Benefits of Early Detection and Intervention
Based on limited evidence from a small number of trials on the potential benefit of screening and interventions in asymptomatic populations and an understanding of the natural history and epidemiology of genital HSV infection, the USPSTF concluded that the evidence is adequate to bound the potential benefits of screening in asymptomatic adolescents and adults, including those who are pregnant, as no greater than small.
Harms of Early Detection and Intervention
Based on evidence on potential harms from a small number of trials, the high false-positive rate of the screening tests, and the potential anxiety and disruption of personal relationships related to diagnosis, the USPSTF found that the evidence is adequate to bound the potential harms of screening in asymptomatic adolescents and adults, including those who are pregnant, as at least moderate.
The USPSTF concludes with moderate certainty that the harms outweigh the benefits for population-based screening for genital HSV infection in asymptomatic adolescents and adults, including those who are pregnant.

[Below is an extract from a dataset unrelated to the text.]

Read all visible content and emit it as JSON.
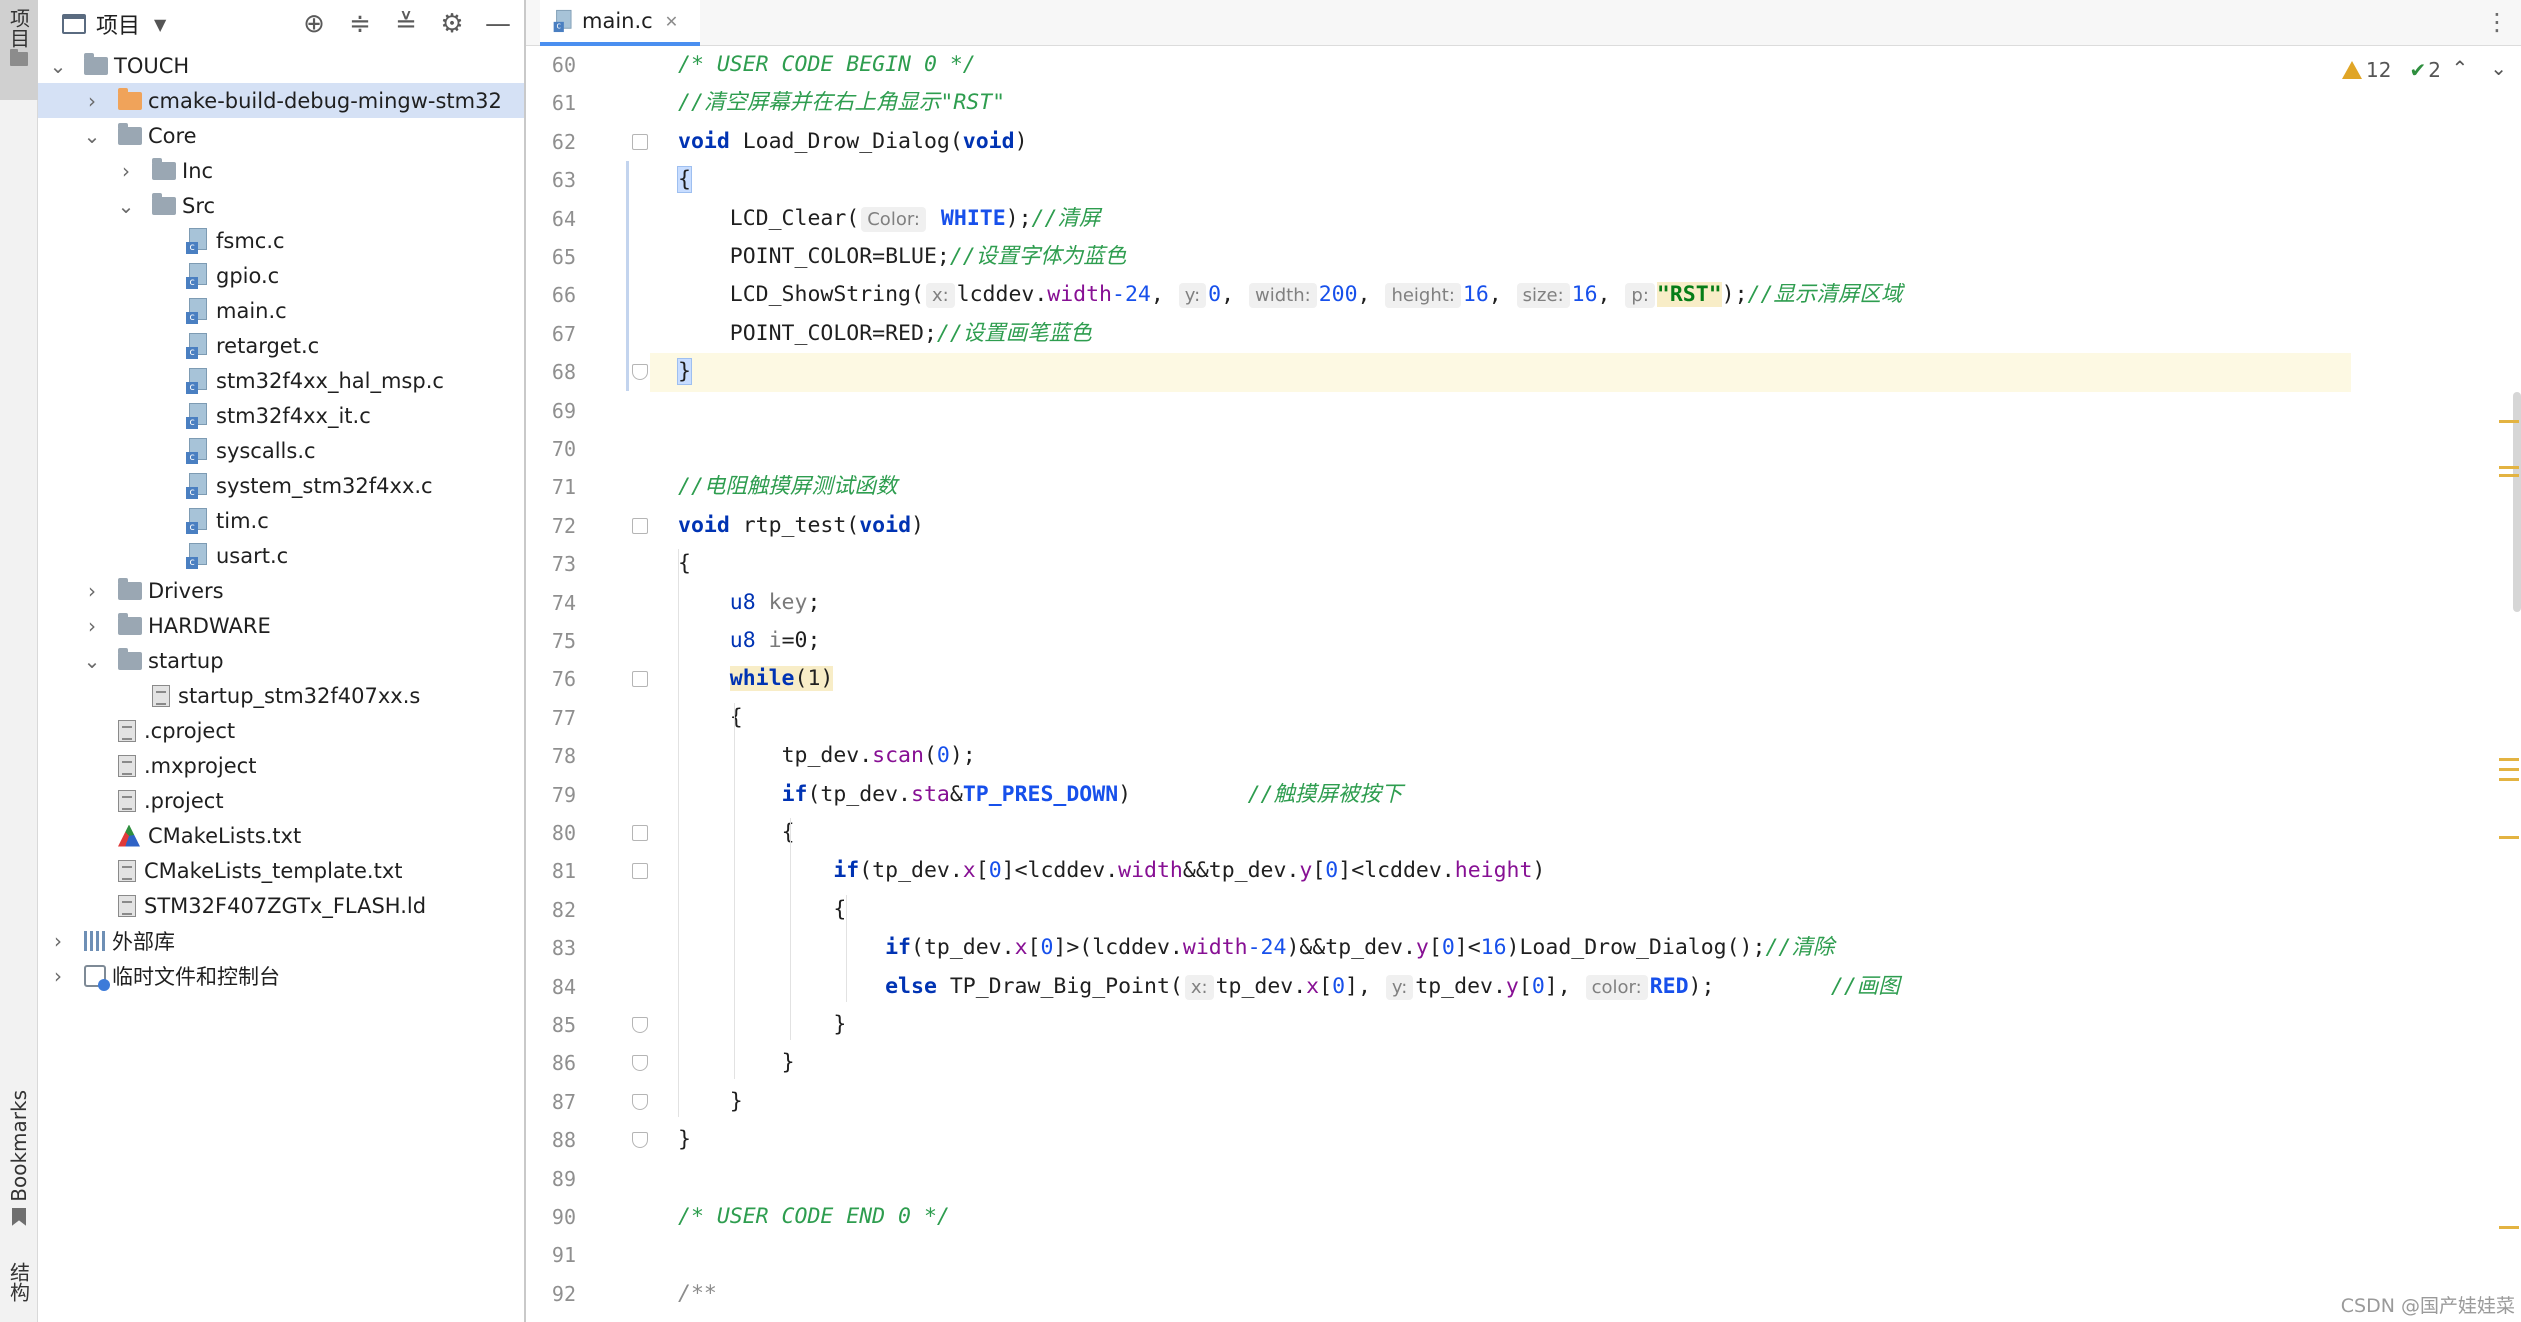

Other Considerdations Research Needs and Gaps There are many areas in need of research to better understand the detection and management of asymptomatic genital HSV infection, including: Improved epidemiologic data on the true prevalence and natural history of asymptomatic genital HSV infection in the United States Development of screening and diagnostic tests with higher specificity that detect both asymptomatic genital HSV-1 and HSV-2 infections Behavioral interventions to reduce the transmission of genital HSV infection, including interventions to reduce the risk of transmission to uninfected pregnant women Further interventions to prevent and treat neonatal herpes infection Potential effectiveness of antiretroviral medications, including topical gels, as preexposure or postexposure prophylaxis More data on the potential harms of screening in asymptomatic persons, including psychological distress and the disruption of personal relationships Increased understanding of the potential role of HSV infection in increasing the risk of HIV infection and the management of coinfection with HSV and HIV Research to develop a cure for genital HSV infection and a vaccine to prevent genital HSV infection should continue. Recommendations of Others The American Academy of Family Physicians,26 ACOG,27 and the CDC2 do not recommend routine serologic screening for genital HSV infection in asymptomatic adolescents or adults. Diagnostic testing, however, in persons with recurrent atypical genital symptoms may be helpful. The CDC recommends consideration of serologic testing for HSV-2 in persons presenting for STI evaluation and for persons living with HIV infection.2 The CDC also recommends consideration of screening for HSV infection in men who have sex with men and who are at high risk for HIV infection.2 The American Academy of Family Physicians,26 ACOG,28 and the CDC2 do not recommend routine serologic screening for genital HSV infection in pregnant adolescents and women. The CDC2 and ACOG28 recommend asking pregnant women about history of genital HSV infection and consideration of cesarean delivery for women with prodromal symptoms or active genital lesions during labor to reduce the risk of neonatal HSV infection. The CDC recommends that women with recurrent genital herpes during pregnancy be offered suppressive therapy at 36 weeks of gestation.2